This produces some interesting results.  Fracking drills deep belowground, pumping a witch's brew of chemicals - drilling "mud," mineral oil (to dissolve rocks), water under extremely high pressure - to shatter the rock and liberate the methane in a manner that allows it be recoverable. In theory, anyway.  In practice, Pennsylvania's complex geology - coupled with defective and inadequately-designed wells - has resulted in the uncontrolled liberation of vast quantities of methane.  The Susquehanna has been bubbling with methane for well over a year. More recent incidents have resulted in methane bubbles forming in other creeks and streams. And those are just the places where we can easily see the gas escaping. It takes more sophisticated detecting equipment to spot the plumes  of methane rising up out of the ground.

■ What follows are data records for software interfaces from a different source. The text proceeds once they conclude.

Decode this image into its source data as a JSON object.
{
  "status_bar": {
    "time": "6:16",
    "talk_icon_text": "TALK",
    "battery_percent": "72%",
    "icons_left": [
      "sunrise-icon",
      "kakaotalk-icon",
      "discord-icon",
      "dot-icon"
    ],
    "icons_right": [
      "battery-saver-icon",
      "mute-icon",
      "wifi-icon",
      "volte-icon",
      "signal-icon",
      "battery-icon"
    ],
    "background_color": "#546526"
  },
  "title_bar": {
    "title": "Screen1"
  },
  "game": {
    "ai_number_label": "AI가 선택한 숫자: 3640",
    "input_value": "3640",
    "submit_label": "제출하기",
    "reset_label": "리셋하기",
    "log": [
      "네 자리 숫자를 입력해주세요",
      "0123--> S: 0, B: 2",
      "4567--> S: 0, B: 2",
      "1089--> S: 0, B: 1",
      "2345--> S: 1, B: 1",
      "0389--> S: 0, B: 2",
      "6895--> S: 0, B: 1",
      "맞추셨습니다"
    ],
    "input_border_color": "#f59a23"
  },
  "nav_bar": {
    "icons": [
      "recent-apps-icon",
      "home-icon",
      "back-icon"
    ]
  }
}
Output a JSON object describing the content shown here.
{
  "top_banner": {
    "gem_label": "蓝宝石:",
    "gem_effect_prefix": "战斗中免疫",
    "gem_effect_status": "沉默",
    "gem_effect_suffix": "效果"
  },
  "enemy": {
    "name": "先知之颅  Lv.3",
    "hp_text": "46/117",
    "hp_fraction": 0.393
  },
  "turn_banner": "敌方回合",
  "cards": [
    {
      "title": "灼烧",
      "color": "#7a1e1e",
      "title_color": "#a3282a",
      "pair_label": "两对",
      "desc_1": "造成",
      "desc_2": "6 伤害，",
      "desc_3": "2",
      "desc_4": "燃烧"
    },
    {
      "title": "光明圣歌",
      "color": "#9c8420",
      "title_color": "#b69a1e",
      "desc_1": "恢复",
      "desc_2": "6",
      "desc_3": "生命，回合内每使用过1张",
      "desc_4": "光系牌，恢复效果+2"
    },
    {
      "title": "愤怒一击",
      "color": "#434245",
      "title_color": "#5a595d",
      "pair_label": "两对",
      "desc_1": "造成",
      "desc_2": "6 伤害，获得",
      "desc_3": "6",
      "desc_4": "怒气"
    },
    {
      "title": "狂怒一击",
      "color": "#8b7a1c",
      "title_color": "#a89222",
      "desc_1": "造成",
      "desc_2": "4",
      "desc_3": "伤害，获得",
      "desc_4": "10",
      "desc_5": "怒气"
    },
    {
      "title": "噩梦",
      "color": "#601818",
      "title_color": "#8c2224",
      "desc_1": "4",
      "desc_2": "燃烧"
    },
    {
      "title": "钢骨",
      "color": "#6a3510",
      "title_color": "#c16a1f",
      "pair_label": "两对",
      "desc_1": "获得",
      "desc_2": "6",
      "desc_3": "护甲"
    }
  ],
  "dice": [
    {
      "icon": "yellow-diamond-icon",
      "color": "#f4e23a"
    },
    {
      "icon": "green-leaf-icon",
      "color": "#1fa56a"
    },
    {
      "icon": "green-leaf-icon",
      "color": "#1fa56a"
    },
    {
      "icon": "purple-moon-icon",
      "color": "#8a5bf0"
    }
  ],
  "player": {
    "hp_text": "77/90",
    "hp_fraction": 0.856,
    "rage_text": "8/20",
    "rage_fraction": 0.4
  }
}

And it's not just methane that's the problem. Fracking is supposed to avoid contaminating water tables  and ground and surface water. But as the saying goes, where there are trains, there will be train wrecks. And there have been train wrecks, as the fracking technique, coupled with the chemicals used, has produced surprising results - including a large area near a drill site that appears to have undergone liquefaction, a condition that turns solid earth into a supersaturated state that can act like a liquid at the slightest provocation, and then return to a solid state, trapping anything that has sunk into it. (Think quicksand for the 21st century.) And of course there has been the wellwater contamination, and the accidents (and intentional acts) involving trucks and truckers employed by the Marcellus Shale industry, including an incident of intentionally dumping of chemical waste on state game lands, and another that involved a water tanker tipping over onto a nearby vehicle, killing the driver and badly injuring his daughter, who saw her father die in front of her.

"We all know that more drilling is good," quipped a CNN anchor the other day, talking about how a glut of natural gas on the market has resulted in lower prices and less incentive to drill. Indeed they do: every commercial break on CNN features two or more commercials paid for by the fossil fuels industry. Count on CNN - and other media outlets that take money from the fossil fuels industry - to continue to provide the biased coverage they've been paid to provide. Don't expect to hear much at all about the problems - past, future, and ongoing.

But we know there's a problem. Folks like Don Williams at the Susquehanna River Sentinel have been going on about this issue for years. If you aren't educated on this issue, it's not for lack of available information. It's really just much easier to ignore it, especially if you don't live in Marcellus Shale territory, and just go on along with your lives.

In my dream the problem became obvious when a mysterious pink slime begins to emerge from alien-occupied houses, a slime that forms a thin film everywhere. Soon the nature of this slime becomes apparent as steel rusts, aluminum pits, paint peels, tires flatten, engines leak, and roads crumble. In a short time period the aliens go from being an ignorable curiosity to being the harbingers of the unmaking of human society and all its works. By the time people realize there's a crisis it's far too late to do anything about it.

We've got a crisis. We've got a disaster going on right now. But people would rather think about other things, and disregard this crisis. It doesn't affect them, not immediately, and they've got lots of other things on their minds. Yet the impact of the disaster may affect - well, everyone, everywhere. Will enough people take note to actually get anything accomplished? Or will we collectively ignore this ongoing disaster until it's far too late to do anything about it at all?

There are aliens in the attic of the vacant house across the street. What are you going to do about it?